Palestinian-American Graphic Artist a Hit at SPXPO
Syrian Youth Talent Show

45 Waging Peace:

NCUSAR Policymakers Conference Tackles Middle East’s Pressing Issues
Saudi Arabia, the U.S. and the Devastating War in Yemen
Yemeni Nobel Peace Prize Winner Tawakkol Karman Visits Washington
Egypt’s Economic, Security and Political Challenges
Chomsky, Pappe, Roy, Walt Among Speakers at Biblical Studies Conference
HCEF Conference Explores the Future of Christianity in the Holy Land
Palestinian Christian Leaders Call for Unity, Resistance, Global Action
The Future of Bipartisanship on Israel
Coleen Rowley and Ray McGovern Host Edward Snowden in Iowa City
Gaza Teach-In at Georgetown
ANERA Dinner Raises Funds for Humanitarian Needs
Hebron Children Bring Pinwheels, Hope for Peace to Capitol Hill
Building the BDS Movement for Justice in Palestine
Dr. Cornel West Describes the Legacy of Edward Said
Southern Californians Protest Israeli Oppression
The Israel Lobby and the Iran Nuclear Deal
Protest Outside Israeli Consulate In San Francisco Draws Large Crowd

64 Diplomatic Doings:

Pope Francis Challenges Congress to Advance Peace, Human Dignity
Guests Celebrate Saudi National Day

65The World Looks at the Middle East—Cartoons

66Book Reviews:

William Yale: Witness to Partition in the Middle East, World War I-World War II—Reviewed by Randa A. Kayyali

Modernizing Saudi Arabia—Reviewed by Kevin A. Davis

67Middle East Books and More

69‘Tis the season for Charitable Giving: A Washington Report Compendium

72Obituaries

73 2015 AET CHOIR OF ANGELS

33 INDEX TO ADVERTISERS

New Article: Kraemer, Waltz with Bashir: Trauma and Representation in the Animated Documentary

Kraemer, Joseph A. “Waltz with Bashir (2008): Trauma and Representation in the Animated Documentary.” Journal of Film and Video 67.3-4 (2015): 57-68.

 

URL: https://muse.jhu.edu/journals/journal_of_film_and_video/v067/67.3-4.kraemer.html

 

Excerpt

Waltz with Bashir, in its final minutes, seems to fall within this trap of showing the modern condition of the world at its worst, the trauma of human suffering, as something that can be contained and distilled down to the most dramatic, visceral document of the massacre possible—the archival video clip—which somehow can satisfactorily sum up the truth of that calamity.

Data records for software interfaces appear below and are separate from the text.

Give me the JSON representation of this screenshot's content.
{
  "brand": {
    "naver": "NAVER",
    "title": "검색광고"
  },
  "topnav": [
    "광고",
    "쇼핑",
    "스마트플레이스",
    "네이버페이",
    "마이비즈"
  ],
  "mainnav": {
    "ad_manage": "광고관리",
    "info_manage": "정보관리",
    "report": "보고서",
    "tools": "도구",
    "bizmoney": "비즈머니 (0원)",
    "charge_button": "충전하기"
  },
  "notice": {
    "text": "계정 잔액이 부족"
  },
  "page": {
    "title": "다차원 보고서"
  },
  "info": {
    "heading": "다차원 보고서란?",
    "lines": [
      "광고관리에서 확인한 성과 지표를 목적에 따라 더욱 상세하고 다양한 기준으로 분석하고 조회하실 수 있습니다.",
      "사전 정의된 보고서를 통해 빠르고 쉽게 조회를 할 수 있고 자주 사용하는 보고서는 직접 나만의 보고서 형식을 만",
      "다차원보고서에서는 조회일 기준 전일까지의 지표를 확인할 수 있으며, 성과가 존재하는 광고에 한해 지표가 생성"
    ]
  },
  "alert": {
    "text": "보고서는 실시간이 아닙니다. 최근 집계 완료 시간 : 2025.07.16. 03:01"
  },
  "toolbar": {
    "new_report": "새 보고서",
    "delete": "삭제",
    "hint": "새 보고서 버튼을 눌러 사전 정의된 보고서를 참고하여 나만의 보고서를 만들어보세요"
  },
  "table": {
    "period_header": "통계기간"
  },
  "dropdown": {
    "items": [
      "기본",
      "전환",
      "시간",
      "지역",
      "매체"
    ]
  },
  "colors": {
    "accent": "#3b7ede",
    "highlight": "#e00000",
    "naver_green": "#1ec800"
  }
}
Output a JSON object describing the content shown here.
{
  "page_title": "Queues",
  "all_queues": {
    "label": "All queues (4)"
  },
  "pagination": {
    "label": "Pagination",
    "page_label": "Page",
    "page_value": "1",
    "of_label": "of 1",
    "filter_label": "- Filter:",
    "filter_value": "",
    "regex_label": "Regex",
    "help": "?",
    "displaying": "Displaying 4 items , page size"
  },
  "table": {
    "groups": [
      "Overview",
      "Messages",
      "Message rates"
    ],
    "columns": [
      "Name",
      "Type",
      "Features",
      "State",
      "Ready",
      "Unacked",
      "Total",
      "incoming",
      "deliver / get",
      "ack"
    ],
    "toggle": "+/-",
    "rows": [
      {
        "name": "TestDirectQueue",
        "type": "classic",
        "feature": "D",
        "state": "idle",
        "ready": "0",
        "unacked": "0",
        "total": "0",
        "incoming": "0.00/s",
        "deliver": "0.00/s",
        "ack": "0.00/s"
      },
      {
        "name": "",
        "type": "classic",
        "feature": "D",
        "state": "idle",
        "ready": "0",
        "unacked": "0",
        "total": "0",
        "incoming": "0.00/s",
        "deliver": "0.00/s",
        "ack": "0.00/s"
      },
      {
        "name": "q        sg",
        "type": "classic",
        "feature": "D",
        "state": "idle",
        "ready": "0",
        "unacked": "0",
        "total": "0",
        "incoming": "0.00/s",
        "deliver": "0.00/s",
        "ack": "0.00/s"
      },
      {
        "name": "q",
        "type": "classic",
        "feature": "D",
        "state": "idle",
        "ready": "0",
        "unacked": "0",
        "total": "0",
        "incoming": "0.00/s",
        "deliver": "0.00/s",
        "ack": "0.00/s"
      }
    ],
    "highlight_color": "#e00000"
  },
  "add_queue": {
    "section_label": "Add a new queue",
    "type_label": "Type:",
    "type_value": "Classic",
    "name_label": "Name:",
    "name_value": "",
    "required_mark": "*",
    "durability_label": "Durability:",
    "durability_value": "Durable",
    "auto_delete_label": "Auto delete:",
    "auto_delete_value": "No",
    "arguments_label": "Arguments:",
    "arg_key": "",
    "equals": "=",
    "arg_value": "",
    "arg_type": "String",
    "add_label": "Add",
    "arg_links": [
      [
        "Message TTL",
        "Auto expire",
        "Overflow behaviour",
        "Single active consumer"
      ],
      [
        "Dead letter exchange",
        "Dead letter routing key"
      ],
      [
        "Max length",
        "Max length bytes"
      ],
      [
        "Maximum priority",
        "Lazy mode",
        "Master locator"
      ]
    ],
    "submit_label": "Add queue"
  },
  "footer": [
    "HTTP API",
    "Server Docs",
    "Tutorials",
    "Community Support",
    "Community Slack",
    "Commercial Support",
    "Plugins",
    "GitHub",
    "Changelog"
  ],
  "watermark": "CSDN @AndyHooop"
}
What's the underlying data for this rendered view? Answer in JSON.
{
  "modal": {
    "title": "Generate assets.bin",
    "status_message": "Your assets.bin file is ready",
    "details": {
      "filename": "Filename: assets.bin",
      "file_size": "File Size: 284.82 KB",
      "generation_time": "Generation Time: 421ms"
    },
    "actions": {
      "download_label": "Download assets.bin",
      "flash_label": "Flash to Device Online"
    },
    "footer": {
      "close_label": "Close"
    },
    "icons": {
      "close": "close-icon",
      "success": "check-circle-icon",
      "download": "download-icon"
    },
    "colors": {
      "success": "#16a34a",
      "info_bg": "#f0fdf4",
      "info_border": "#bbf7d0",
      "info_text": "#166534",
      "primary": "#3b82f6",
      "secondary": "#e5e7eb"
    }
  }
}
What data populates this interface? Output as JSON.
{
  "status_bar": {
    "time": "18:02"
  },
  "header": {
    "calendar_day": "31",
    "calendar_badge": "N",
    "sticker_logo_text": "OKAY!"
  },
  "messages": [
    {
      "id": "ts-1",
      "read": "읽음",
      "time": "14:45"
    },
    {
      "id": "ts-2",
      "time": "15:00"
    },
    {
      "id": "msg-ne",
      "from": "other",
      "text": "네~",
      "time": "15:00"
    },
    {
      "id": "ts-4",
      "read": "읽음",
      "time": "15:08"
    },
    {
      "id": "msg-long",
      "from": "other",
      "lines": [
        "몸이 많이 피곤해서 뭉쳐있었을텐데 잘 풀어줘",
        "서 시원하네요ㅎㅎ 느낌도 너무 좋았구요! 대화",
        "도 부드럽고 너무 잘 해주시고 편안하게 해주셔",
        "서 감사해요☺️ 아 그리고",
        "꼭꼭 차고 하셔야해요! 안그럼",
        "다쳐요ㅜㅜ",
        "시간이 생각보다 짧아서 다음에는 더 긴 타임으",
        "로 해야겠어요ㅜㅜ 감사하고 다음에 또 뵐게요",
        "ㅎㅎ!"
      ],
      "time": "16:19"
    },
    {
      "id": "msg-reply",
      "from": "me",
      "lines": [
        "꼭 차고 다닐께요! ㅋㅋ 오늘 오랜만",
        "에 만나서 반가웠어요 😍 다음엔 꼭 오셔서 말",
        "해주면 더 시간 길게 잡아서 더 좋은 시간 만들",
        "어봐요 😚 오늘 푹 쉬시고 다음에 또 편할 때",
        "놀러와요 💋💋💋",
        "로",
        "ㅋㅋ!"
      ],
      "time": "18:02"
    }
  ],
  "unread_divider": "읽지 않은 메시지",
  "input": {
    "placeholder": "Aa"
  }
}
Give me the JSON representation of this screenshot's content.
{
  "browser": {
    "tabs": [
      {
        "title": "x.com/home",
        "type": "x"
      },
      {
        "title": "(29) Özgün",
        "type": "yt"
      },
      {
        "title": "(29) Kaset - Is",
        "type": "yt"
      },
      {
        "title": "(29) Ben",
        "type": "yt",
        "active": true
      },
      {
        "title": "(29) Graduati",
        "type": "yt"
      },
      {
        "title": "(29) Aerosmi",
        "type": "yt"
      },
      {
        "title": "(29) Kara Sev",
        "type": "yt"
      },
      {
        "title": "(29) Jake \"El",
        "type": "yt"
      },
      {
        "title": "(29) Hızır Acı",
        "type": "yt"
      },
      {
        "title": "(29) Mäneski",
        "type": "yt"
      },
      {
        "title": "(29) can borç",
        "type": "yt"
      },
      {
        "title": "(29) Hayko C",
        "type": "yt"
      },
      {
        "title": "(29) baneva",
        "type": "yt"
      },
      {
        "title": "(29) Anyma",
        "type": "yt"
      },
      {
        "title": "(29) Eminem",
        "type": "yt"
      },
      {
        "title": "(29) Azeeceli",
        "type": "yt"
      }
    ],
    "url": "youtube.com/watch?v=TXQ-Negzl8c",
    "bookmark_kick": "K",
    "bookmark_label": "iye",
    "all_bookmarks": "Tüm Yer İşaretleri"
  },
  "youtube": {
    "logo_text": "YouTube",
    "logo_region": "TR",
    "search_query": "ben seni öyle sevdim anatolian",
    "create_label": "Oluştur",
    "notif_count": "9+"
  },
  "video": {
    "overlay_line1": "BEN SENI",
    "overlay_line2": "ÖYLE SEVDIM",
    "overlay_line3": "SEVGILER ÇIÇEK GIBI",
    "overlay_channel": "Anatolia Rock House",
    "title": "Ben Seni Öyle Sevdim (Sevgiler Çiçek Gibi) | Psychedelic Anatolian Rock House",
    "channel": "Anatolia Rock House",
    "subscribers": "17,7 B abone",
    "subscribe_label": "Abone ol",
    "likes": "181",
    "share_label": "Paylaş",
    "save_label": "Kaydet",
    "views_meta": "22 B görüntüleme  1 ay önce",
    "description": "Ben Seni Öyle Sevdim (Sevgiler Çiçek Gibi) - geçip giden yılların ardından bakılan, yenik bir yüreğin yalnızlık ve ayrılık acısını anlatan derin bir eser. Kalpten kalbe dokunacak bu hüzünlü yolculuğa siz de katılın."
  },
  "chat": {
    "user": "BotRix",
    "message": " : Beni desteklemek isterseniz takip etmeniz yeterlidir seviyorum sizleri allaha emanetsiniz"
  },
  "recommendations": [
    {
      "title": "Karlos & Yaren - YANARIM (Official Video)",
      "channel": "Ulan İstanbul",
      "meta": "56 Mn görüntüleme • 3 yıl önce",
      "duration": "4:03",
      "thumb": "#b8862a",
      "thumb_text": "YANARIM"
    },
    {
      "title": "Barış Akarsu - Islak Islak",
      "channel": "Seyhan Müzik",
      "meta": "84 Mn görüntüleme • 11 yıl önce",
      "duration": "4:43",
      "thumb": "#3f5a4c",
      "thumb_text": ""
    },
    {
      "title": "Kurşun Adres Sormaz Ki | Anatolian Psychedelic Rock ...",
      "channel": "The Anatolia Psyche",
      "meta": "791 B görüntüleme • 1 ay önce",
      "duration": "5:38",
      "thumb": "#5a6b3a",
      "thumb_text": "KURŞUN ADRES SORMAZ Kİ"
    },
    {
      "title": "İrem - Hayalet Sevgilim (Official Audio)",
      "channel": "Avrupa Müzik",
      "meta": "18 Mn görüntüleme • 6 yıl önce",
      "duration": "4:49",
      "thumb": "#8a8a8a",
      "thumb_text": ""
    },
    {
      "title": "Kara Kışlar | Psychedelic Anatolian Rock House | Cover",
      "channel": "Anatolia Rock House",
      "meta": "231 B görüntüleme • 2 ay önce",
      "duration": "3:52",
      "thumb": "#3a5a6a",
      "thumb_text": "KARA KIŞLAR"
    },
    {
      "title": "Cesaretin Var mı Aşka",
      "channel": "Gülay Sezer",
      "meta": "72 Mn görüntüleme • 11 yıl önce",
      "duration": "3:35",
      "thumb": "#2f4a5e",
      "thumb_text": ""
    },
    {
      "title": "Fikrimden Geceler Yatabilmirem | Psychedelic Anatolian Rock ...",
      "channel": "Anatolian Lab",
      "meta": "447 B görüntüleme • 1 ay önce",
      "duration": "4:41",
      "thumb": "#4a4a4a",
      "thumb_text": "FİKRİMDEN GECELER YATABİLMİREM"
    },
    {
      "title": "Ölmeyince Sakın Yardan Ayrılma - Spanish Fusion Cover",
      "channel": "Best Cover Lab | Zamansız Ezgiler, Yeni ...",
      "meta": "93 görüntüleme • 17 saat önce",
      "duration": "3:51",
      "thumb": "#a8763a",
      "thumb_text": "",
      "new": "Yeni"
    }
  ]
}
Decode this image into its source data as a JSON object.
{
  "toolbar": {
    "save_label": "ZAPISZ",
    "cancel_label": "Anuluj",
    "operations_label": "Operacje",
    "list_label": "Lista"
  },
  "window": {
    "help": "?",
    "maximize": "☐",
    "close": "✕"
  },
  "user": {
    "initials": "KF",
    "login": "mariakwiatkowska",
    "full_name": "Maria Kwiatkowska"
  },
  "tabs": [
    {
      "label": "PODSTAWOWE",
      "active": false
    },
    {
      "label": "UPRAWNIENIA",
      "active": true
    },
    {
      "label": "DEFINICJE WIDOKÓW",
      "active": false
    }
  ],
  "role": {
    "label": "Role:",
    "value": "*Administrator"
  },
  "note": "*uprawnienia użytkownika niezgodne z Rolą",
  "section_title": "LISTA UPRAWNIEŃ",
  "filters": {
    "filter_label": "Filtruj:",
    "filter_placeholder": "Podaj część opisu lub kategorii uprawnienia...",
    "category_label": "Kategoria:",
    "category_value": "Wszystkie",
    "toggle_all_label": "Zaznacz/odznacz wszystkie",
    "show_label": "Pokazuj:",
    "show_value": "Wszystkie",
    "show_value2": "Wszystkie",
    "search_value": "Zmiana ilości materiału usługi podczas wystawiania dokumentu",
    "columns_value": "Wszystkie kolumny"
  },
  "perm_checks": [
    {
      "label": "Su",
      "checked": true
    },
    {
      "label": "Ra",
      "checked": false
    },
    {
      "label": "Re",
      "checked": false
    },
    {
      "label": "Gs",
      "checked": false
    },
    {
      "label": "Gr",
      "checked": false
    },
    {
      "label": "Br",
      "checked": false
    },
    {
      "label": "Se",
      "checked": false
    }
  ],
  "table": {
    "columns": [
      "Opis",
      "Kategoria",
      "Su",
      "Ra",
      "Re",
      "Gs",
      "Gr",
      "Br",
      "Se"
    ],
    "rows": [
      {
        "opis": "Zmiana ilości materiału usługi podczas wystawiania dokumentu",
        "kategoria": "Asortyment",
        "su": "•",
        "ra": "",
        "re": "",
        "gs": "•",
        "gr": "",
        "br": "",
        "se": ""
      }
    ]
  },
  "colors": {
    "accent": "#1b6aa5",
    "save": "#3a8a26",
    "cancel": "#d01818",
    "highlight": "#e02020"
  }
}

In this way, the film betrays the momentum toward a truly authentic representation of the Sabra and Shatila massacre, where the film was headed before its final, non-animated sequence. Folman’s assertion that his remembrance and rediscovered ability to know and take possession of the traumatic event would set him free from the amnesia he suffered, to say nothing of the trauma of those families left behind to mourn their dead, seems inaccurate and misguided.